● **Problem details**
All records below should be repeated exactly, with the pictures left out.

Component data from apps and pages
__________________________________________________

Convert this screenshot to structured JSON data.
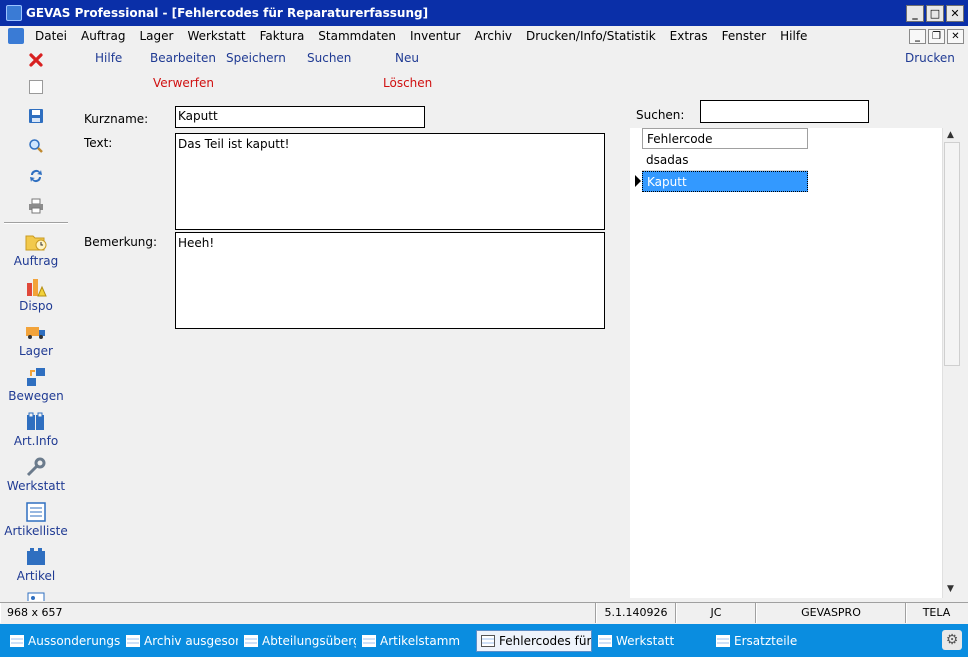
{
  "window": {
    "title": "GEVAS Professional - [Fehlercodes für Reparaturerfassung]",
    "minimize": "_",
    "maximize": "□",
    "close": "✕",
    "mdi_minimize": "_",
    "mdi_restore": "❐",
    "mdi_close": "✕"
  },
  "menu": [
    "Datei",
    "Auftrag",
    "Lager",
    "Werkstatt",
    "Faktura",
    "Stammdaten",
    "Inventur",
    "Archiv",
    "Drucken/Info/Statistik",
    "Extras",
    "Fenster",
    "Hilfe"
  ],
  "toolbar": {
    "hilfe": "Hilfe",
    "bearbeiten": "Bearbeiten",
    "speichern": "Speichern",
    "suchen": "Suchen",
    "neu": "Neu",
    "drucken": "Drucken",
    "verwerfen": "Verwerfen",
    "loeschen": "Löschen"
  },
  "sidebar": {
    "nav": [
      "Auftrag",
      "Dispo",
      "Lager",
      "Bewegen",
      "Art.Info",
      "Werkstatt",
      "Artikelliste",
      "Artikel"
    ]
  },
  "form": {
    "kurzname_label": "Kurzname:",
    "kurzname_value": "Kaputt",
    "text_label": "Text:",
    "text_value": "Das Teil ist kaputt!",
    "bemerkung_label": "Bemerkung:",
    "bemerkung_value": "Heeh!",
    "suchen_label": "Suchen:",
    "suchen_value": ""
  },
  "grid": {
    "header": "Fehlercode",
    "rows": [
      "dsadas",
      "Kaputt"
    ],
    "selected_index": 1
  },
  "status": {
    "size": "968 x 657",
    "version": "5.1.140926",
    "user": "JC",
    "db": "GEVASPRO",
    "site": "TELA"
  },
  "taskbar": {
    "tasks": [
      "Aussonderungsl...",
      "Archiv ausgeson...",
      "Abteilungsüberg...",
      "Artikelstamm",
      "Fehlercodes für ...",
      "Werkstatt",
      "Ersatzteile"
    ],
    "active_index": 4
  },
  "colors": {
    "titlebar": "#0a2fa8",
    "toolbar_text": "#1f3a93",
    "toolbar_danger": "#d01010",
    "selection": "#3399ff",
    "taskbar": "#0a8de0"
  }
}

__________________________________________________

● **Exercise response**
Convert this screenshot to structured JSON data.
{
  "window": {
    "title": "GEVAS Professional - [Fehlercodes für Reparaturerfassung]",
    "minimize": "_",
    "maximize": "□",
    "close": "✕",
    "mdi_minimize": "_",
    "mdi_restore": "❐",
    "mdi_close": "✕"
  },
  "menu": [
    "Datei",
    "Auftrag",
    "Lager",
    "Werkstatt",
    "Faktura",
    "Stammdaten",
    "Inventur",
    "Archiv",
    "Drucken/Info/Statistik",
    "Extras",
    "Fenster",
    "Hilfe"
  ],
  "toolbar": {
    "hilfe": "Hilfe",
    "bearbeiten": "Bearbeiten",
    "speichern": "Speichern",
    "suchen": "Suchen",
    "neu": "Neu",
    "drucken": "Drucken",
    "verwerfen": "Verwerfen",
    "loeschen": "Löschen"
  },
  "sidebar": {
    "nav": [
      "Auftrag",
      "Dispo",
      "Lager",
      "Bewegen",
      "Art.Info",
      "Werkstatt",
      "Artikelliste",
      "Artikel"
    ]
  },
  "form": {
    "kurzname_label": "Kurzname:",
    "kurzname_value": "Kaputt",
    "text_label": "Text:",
    "text_value": "Das Teil ist kaputt!",
    "bemerkung_label": "Bemerkung:",
    "bemerkung_value": "Heeh!",
    "suchen_label": "Suchen:",
    "suchen_value": ""
  },
  "grid": {
    "header": "Fehlercode",
    "rows": [
      "dsadas",
      "Kaputt"
    ],
    "selected_index": 1
  },
  "status": {
    "size": "968 x 657",
    "version": "5.1.140926",
    "user": "JC",
    "db": "GEVASPRO",
    "site": "TELA"
  },
  "taskbar": {
    "tasks": [
      "Aussonderungsl...",
      "Archiv ausgeson...",
      "Abteilungsüberg...",
      "Artikelstamm",
      "Fehlercodes für ...",
      "Werkstatt",
      "Ersatzteile"
    ],
    "active_index": 4
  },
  "colors": {
    "titlebar": "#0a2fa8",
    "toolbar_text": "#1f3a93",
    "toolbar_danger": "#d01010",
    "selection": "#3399ff",
    "taskbar": "#0a8de0"
  }
}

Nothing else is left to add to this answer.